Final Grade: B+
Rated R for violence throughout, language and brief nudity
In 1984, James Cameron’s tale about a killer cyborg from the future, became one of the year’s surprise hits. Cameron added a sequel (Terminator 2: Judgment Day) and a theme park experience (T2-3D: Battle Across Time) to the series before he walked away, but Hollywood couldn’t leave well enough alone.
The 21st century brought about studio-produced sequels, meant to kick-start new trilogies/series related to the characters. Sadly, none of them could make us forget the earlier films.
While Cameron has become more enamored with his personally-created world of Avatar in the last two decades, he has allowed some directors to play in his sandbox. Director Robert Rodriguez resurrected Cameron’s abandoned Battle Angel Alita earlier this year, and now director Tim Miller looks to “finish” the Terminator story, with Terminator: Dark Fate.
The film breaks free of our regular cast of main characters, and focuses on a young woman named Dani Ramos (Natalia Reyes), who finds herself in the sights of a new Terminator, the REV-9 (Gabriel Luna). Help comes in the form of an augmented human protector named Grace (Mackenzie Davis), along with two familiar faces from the series’ past: Sarah Connor (Linda Hamilton), and a T-800 (Arnold Schwarzennegger).
Story-wise, the characters in Dark Fate feel like new avatars of those we’ve seen before. Dani is the innocent whose life is turned upside-down, while Grace is our “Kyle Reese,” but with a few twists. Luna’s REV-9 proves to be a more deadly adversary, with the ability to split into a liquid-metal being, and a formidable endoskeleton, making him twice as deadly!
Much has been touted publicly regarding Linda Hamilton’s return to one of her most famous roles, but it feels at times like a “caricature” of the Sarah we know and love, growling out her lines and dropping F-bombs. Mercifully, Arnold is relegated to a supporting role, but those moments definitely stand out, and even give us a few laughs in this very dark feature.
It’s also hard to ignore certain story elements that we’ve already seen in the last three sequels, that Dark Fate wants us to forget.
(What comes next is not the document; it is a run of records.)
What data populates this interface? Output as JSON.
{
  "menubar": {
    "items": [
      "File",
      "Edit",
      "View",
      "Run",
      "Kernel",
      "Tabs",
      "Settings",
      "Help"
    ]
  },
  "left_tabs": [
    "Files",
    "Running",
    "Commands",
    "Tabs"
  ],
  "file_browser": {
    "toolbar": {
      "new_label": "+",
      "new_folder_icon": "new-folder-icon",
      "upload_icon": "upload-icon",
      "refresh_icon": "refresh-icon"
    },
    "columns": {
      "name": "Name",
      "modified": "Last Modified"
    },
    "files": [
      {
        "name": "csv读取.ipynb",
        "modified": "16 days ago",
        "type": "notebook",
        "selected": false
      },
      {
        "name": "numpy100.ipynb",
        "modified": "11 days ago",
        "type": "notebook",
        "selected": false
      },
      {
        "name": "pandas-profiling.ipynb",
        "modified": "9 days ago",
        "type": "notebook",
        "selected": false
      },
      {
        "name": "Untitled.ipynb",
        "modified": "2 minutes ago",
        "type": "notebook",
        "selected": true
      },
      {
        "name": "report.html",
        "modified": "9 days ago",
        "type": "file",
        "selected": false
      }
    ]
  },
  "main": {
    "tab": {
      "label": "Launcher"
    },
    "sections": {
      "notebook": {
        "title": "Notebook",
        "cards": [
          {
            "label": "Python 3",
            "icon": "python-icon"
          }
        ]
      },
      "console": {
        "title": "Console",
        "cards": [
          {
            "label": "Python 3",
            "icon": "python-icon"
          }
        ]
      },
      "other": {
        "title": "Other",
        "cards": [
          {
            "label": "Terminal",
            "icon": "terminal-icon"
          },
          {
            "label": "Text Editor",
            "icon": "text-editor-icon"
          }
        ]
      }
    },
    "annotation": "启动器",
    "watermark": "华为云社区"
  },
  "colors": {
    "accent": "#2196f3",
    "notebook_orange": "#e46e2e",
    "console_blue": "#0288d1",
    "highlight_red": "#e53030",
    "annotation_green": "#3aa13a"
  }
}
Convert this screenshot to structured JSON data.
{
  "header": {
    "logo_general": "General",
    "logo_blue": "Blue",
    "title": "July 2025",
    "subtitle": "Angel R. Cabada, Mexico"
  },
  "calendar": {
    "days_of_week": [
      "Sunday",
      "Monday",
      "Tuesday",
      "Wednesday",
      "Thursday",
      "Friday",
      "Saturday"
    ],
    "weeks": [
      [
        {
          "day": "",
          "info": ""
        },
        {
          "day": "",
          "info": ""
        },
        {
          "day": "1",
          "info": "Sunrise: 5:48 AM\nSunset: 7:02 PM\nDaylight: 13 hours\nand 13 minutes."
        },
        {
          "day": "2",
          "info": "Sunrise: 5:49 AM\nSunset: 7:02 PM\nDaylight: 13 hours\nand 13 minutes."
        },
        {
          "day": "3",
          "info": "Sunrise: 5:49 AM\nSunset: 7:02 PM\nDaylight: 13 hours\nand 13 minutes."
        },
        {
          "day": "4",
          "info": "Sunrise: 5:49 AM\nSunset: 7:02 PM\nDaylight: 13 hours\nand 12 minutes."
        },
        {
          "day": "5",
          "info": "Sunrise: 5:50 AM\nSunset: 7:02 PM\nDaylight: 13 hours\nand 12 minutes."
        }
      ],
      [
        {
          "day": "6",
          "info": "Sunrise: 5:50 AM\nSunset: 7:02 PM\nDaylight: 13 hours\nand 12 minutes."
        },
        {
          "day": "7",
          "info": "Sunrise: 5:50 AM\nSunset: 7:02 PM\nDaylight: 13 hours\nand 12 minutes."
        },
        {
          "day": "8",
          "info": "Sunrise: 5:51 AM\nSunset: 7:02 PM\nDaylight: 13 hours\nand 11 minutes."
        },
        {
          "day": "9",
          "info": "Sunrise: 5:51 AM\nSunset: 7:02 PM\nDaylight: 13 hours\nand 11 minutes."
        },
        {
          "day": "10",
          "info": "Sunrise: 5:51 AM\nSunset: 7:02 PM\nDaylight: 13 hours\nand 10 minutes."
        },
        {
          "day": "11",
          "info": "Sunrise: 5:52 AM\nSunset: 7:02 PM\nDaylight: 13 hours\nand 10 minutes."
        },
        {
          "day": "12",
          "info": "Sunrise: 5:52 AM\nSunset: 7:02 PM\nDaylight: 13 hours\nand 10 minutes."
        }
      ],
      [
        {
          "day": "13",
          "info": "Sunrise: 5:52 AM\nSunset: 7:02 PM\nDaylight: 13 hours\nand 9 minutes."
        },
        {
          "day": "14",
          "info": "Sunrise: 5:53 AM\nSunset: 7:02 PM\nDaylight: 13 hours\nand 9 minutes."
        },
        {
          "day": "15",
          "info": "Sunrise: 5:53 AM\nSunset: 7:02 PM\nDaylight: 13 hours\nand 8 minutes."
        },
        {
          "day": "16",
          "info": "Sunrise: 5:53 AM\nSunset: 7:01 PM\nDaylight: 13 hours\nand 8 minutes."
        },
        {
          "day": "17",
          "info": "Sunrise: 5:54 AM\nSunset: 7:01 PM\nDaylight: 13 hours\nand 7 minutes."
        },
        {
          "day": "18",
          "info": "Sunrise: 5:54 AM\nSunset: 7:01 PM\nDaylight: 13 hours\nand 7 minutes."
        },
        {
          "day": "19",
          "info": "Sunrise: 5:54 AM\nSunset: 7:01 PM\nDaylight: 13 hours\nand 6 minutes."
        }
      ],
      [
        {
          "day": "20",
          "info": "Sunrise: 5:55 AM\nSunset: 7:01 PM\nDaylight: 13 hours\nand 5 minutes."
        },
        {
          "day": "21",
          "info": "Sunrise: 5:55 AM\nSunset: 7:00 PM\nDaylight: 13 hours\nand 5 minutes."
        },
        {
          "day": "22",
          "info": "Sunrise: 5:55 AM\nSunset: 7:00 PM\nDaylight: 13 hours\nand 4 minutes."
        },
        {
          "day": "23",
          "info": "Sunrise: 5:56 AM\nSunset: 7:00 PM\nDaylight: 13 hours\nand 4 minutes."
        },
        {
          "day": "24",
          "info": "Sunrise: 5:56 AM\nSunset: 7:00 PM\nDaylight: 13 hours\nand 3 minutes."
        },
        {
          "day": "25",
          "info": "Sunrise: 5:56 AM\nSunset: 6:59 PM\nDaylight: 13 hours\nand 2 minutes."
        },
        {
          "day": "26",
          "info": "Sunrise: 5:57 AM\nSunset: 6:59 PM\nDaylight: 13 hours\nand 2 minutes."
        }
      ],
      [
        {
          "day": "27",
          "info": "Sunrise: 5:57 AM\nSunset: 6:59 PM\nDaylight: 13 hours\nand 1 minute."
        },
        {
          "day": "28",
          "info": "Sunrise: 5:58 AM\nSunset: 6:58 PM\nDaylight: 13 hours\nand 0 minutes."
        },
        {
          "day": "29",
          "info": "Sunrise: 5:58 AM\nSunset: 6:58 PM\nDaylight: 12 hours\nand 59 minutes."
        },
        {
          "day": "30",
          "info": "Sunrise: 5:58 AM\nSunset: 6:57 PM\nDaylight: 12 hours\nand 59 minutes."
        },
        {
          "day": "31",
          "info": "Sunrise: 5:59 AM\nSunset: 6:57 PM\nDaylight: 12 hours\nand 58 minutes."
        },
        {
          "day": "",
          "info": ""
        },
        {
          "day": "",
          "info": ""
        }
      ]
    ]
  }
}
Grace’s augmentation doesn’t feel that far from Marcus Wright’s in Terminator: Salvation, and the REV-9’s metal-over-metal form is eerily similar to the T-X’s in Rise of the Machines from 2003.
Director Tim Miller entertained many of us with his work on the film Deadpool a few years ago, but alas, his storytelling isn’t as strong trying to live up to Cameron’s legacy.
The film almost gives the viewer whiplash in it’s first act, propelling us from flashbacks into a truncated introduction to Dani and Grace, before slowing almost to a crawl in the second act. The film could have used this area to give us more time to develop stronger connections to these new characters, but instead decides to create a journey-filled quip-fest between Grace and Sarah, as they struggle to keep Dani safe.
The way Miller stages his action and night scenes also took away from much of my enjoyment. Some action shots are a blurry mess and cut together so quickly, that it took me awhile to comprehend just what I was looking at. The night scenes he works with don’t get much better, as the imagery is oftentimes so dark, you’re unable to read character emotions. It doesn’t seem good when some shots in this film, made me pine for the clarity of those from Genisys.
This latest film could have tried to steer us down a new path away from the characters and story beats we know by heart, but the film struggles with being a “bridging vehicle” between the older films, and the possibility of new stories with the characters we’re introduced to.
Sadly, we’ve been burned by repetition in this series so many times over the last 35 years (along with the continued knowledge that Judgment Day seems inevitable), that Dark Fate feels like it’s fighting a losing battle to win us over with the promises of greatness, many of us know the series just can’t keep.
Final Grade: C+